With the Twins in danger of being disbanded late in 2001 -- then-owner Carl Pohlad had offered his club up for contraction in the midst of baseball's war over increased revenue sharing -- Ryan was offered a chance to run the Toronto Blue Jays. He had been on the job in Minnesota for seven seasons at that point, and had just watched his young team finish over .500 for the first time since 1992. Still, no one would have blamed him for jumping to a job that offered both stability and the chance to try to win with a bigger payroll.
After all, Ryan's 2001 salary budget had been about $25 million, not even half what teams like the Pirates, Rays and Astros could spend -- and a full $50 million less than the Blue Jays had spent. But instead of negotiating his own deal in Toronto, Ryan called a staff meeting in the cafeteria at the Metrodome and told everyone on the club's payroll that he didn't know how the battle over contraction was going to work out, and that he wouldn't blame anyone who left, but that he was staying in Minnesota.
That's a boss you want to work for.
Ryan never complains about limits in resources. He and his staff instead out-scout the opposition to land players like Morneau, Torii Hunter, Jacque Jones, Michael Cuddyer, A.J. Pierzynski, Brad Radke and Eddie Guardado. He made the right call when he showed the patience required to take local high school legend Joe Mauer over USC ace Mark Prior in the 2001 First-Year Player Draft.
Ryan always seems to know just when to trade guys, too, landing lefty starter Eric Milton and shortstop Cristian Guzman from the Yankees for second baseman Chuck Knoblauch, and closer Joe Nathan and lefty starter Francisco Liriano from the Giants for Pierzynski. He landed a young slugger from the Mariners organization, David Ortiz, for Dave Hollins, and found Johan Santana in the Rule 5 Draft.
At the 2001 Trade Deadline, with his team contending for its first postseason appearance in 10 years, Ryan sent his best all-around veteran hitter, Matt Lawton, to the Mets for All-Star veteran right-hander Rick Reed. The Twins didn't make the playoffs that season, but in 2002, Reed led the club in wins, going 15-7, as Minnesota won its first AL Central crown.
In a game where managers have a shorter life span than some light bulbs, Ryan is the reason Minnesota has had only two managers in the last 27 seasons. He extended Gardenhire's contract for two seasons last fall when the public was clamoring for regime change, with Hall of Famer Paul Molitor a popular choice to replace him.
Instead, Ryan extended Gardenhire and added Molitor to the coaching staff. History says Gardenhire will make that decision pay off, as Ryan has always known the Twins better than anyone else.

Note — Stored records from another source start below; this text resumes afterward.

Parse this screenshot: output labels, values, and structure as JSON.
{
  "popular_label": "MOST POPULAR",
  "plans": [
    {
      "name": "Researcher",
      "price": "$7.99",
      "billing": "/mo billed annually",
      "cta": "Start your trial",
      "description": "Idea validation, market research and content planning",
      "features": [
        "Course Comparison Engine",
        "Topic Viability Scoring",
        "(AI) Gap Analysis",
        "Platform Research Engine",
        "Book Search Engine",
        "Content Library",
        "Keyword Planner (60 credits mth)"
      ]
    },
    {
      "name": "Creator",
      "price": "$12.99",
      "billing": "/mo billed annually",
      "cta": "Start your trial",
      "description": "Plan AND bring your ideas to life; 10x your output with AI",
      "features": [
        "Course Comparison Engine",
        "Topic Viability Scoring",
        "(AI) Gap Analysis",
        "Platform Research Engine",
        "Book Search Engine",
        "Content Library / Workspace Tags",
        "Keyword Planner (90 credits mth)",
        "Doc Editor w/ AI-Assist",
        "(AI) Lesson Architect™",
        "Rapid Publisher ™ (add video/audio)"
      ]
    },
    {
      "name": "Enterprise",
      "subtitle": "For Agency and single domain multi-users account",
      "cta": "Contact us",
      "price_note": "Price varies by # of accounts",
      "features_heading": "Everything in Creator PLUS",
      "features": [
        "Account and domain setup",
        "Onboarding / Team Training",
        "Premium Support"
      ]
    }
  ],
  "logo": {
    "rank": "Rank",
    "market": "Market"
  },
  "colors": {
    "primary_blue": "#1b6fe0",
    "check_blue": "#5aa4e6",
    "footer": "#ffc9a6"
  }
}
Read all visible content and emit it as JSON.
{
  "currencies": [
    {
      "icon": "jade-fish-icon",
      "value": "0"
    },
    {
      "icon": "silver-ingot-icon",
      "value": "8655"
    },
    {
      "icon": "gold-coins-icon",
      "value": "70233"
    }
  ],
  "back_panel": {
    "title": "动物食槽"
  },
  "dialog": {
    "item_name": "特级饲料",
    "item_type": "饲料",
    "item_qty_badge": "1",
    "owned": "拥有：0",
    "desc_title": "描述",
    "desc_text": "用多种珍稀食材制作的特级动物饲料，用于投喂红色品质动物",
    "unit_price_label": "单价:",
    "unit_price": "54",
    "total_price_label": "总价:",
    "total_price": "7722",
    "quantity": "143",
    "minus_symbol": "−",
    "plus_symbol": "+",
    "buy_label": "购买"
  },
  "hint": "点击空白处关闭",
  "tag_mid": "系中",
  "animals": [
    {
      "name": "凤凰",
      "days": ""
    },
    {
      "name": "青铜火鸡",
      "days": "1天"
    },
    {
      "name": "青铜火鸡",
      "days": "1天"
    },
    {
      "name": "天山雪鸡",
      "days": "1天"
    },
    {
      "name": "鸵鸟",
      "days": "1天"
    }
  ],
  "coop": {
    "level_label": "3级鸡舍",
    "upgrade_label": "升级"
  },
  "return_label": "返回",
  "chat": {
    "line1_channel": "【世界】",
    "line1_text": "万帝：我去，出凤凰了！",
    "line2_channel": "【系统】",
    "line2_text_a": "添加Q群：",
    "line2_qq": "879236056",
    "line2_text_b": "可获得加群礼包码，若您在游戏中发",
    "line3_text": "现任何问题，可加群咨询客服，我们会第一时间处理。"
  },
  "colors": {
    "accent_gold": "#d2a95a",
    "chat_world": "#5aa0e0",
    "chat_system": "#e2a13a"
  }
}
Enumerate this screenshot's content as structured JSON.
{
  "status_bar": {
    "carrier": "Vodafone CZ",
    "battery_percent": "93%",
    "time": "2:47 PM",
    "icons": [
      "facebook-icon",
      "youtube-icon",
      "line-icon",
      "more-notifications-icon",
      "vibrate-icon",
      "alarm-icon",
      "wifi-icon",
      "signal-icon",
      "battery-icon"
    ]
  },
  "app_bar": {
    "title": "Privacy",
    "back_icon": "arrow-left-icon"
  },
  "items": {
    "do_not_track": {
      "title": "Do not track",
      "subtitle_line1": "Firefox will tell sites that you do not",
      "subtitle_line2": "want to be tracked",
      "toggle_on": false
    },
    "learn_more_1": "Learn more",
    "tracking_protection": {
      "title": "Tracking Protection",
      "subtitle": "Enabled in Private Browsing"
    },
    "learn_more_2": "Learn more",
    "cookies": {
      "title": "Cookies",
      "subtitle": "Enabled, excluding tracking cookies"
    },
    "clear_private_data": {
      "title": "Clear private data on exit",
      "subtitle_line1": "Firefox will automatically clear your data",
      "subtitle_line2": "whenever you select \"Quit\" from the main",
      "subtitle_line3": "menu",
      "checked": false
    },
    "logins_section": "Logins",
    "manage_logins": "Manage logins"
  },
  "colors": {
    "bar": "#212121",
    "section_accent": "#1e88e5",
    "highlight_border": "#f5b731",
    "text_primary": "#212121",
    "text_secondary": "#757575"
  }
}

He remained busy when Smith was the GM, working as an advisor and a scout, but was always careful not to undercut Smith.
Whenever I asked him what he was doing with his time, he'd tell me he was raking leaves, which might explain why he was ready to return. He was 58 when he came back, and while the first two seasons back have been a disappointment, by his own admission, the future is starting to look brighter.
The Twins are paying heavily to add starters Ricky Nolasco (four years, $49 million) and Phil Hughes (three years, $24 million), as well as to hang on to Mike Pelfrey (two years, $11 million). They hope they can close some of the gap on the Tigers, Indians and Royals this season, but most of the excitement in Spring Training will come from an advance look at third baseman Miguel Sano and outfielder Byron Buxton, who are closing fast on playing their home games at Target Field. Both are viewed as impact players.
Ryan will be receiving reports from Spring Training secondhand, however, as he is remaining behind in Minnesota to be treated for cancer. He said on Monday that he is optimistic he'll return to work in the near future.
Ryan has never needed attention, and there's no reason to think that a health scare will change that. But he should know that a lot of people are wishing him the best. I think he'd love nothing more than to get back to being ignored in time for the All-Star Game at Target Field this summer, with the spotlight on Twins players like Mauer and closer Glen Perkins.
Phil Rogers is a columnist for MLB.com. This story was not subject to the approval of Major League Baseball or its clubs.